## [What is expected]
An exact copy of the listing below is required, minus its pictures.
Available records Block Start
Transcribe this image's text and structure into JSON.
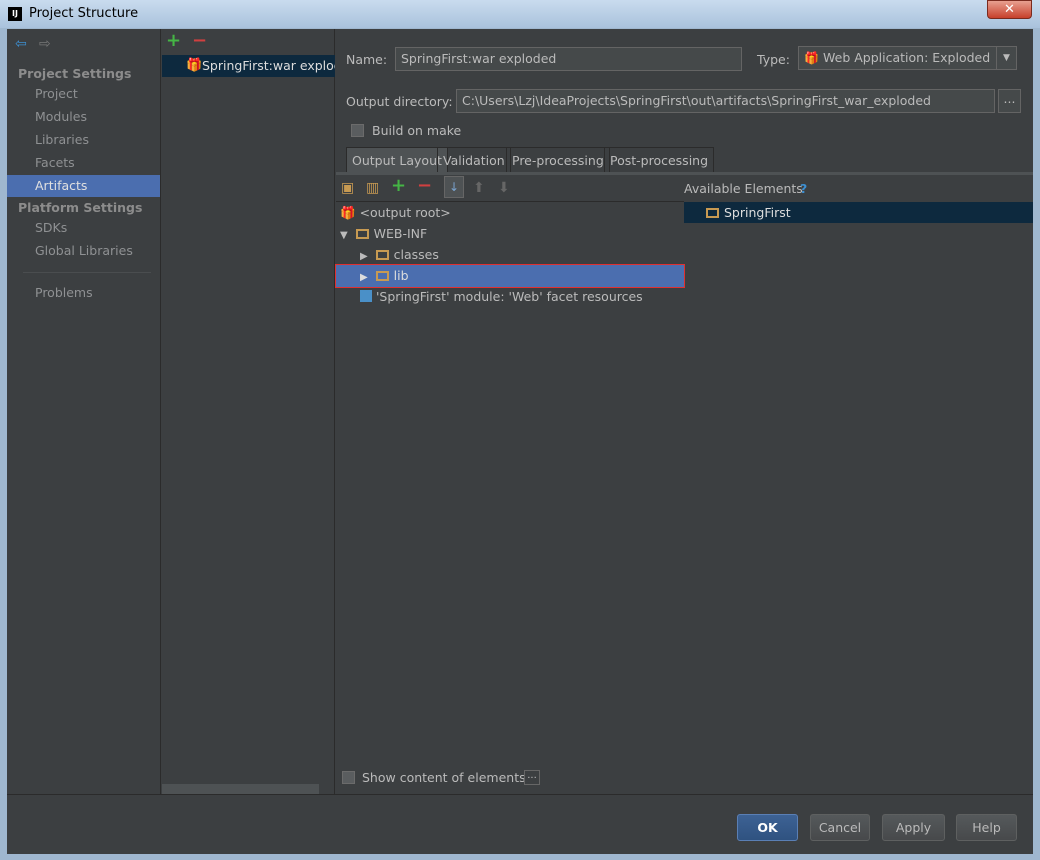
{
  "window": {
    "title": "Project Structure",
    "logo": "IJ",
    "close": "✕"
  },
  "sidebar": {
    "project_settings": "Project Settings",
    "items": [
      "Project",
      "Modules",
      "Libraries",
      "Facets",
      "Artifacts"
    ],
    "platform_settings": "Platform Settings",
    "platform_items": [
      "SDKs",
      "Global Libraries"
    ],
    "problems": "Problems",
    "selected": "Artifacts"
  },
  "artifacts": {
    "add": "+",
    "remove": "−",
    "items": [
      "SpringFirst:war exploded"
    ]
  },
  "form": {
    "name_label": "Name:",
    "name_value": "SpringFirst:war exploded",
    "type_label": "Type:",
    "type_value": "Web Application: Exploded",
    "output_dir_label": "Output directory:",
    "output_dir_value": "C:\\Users\\Lzj\\IdeaProjects\\SpringFirst\\out\\artifacts\\SpringFirst_war_exploded",
    "browse": "...",
    "build_on_make": "Build on make",
    "build_on_make_checked": false
  },
  "tabs": [
    "Output Layout",
    "Validation",
    "Pre-processing",
    "Post-processing"
  ],
  "active_tab": "Output Layout",
  "layout_tree": [
    {
      "label": "<output root>"
    },
    {
      "label": "WEB-INF",
      "expanded": true
    },
    {
      "label": "classes"
    },
    {
      "label": "lib",
      "selected": true
    },
    {
      "label": "'SpringFirst' module: 'Web' facet resources"
    }
  ],
  "available": {
    "title": "Available Elements",
    "help": "?",
    "items": [
      "SpringFirst"
    ]
  },
  "show_content": {
    "label": "Show content of elements",
    "checked": false,
    "more": "..."
  },
  "buttons": {
    "ok": "OK",
    "cancel": "Cancel",
    "apply": "Apply",
    "help": "Help"
  },
  "colors": {
    "background": "#3c3f41",
    "selection": "#4b6eaf",
    "inactive_selection": "#0d293e",
    "highlight_border": "#e03030"
  }
}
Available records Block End
## [Result]
Transcribe this image's text and structure into JSON.
{
  "window": {
    "title": "Project Structure",
    "logo": "IJ",
    "close": "✕"
  },
  "sidebar": {
    "project_settings": "Project Settings",
    "items": [
      "Project",
      "Modules",
      "Libraries",
      "Facets",
      "Artifacts"
    ],
    "platform_settings": "Platform Settings",
    "platform_items": [
      "SDKs",
      "Global Libraries"
    ],
    "problems": "Problems",
    "selected": "Artifacts"
  },
  "artifacts": {
    "add": "+",
    "remove": "−",
    "items": [
      "SpringFirst:war exploded"
    ]
  },
  "form": {
    "name_label": "Name:",
    "name_value": "SpringFirst:war exploded",
    "type_label": "Type:",
    "type_value": "Web Application: Exploded",
    "output_dir_label": "Output directory:",
    "output_dir_value": "C:\\Users\\Lzj\\IdeaProjects\\SpringFirst\\out\\artifacts\\SpringFirst_war_exploded",
    "browse": "...",
    "build_on_make": "Build on make",
    "build_on_make_checked": false
  },
  "tabs": [
    "Output Layout",
    "Validation",
    "Pre-processing",
    "Post-processing"
  ],
  "active_tab": "Output Layout",
  "layout_tree": [
    {
      "label": "<output root>"
    },
    {
      "label": "WEB-INF",
      "expanded": true
    },
    {
      "label": "classes"
    },
    {
      "label": "lib",
      "selected": true
    },
    {
      "label": "'SpringFirst' module: 'Web' facet resources"
    }
  ],
  "available": {
    "title": "Available Elements",
    "help": "?",
    "items": [
      "SpringFirst"
    ]
  },
  "show_content": {
    "label": "Show content of elements",
    "checked": false,
    "more": "..."
  },
  "buttons": {
    "ok": "OK",
    "cancel": "Cancel",
    "apply": "Apply",
    "help": "Help"
  },
  "colors": {
    "background": "#3c3f41",
    "selection": "#4b6eaf",
    "inactive_selection": "#0d293e",
    "highlight_border": "#e03030"
  }
}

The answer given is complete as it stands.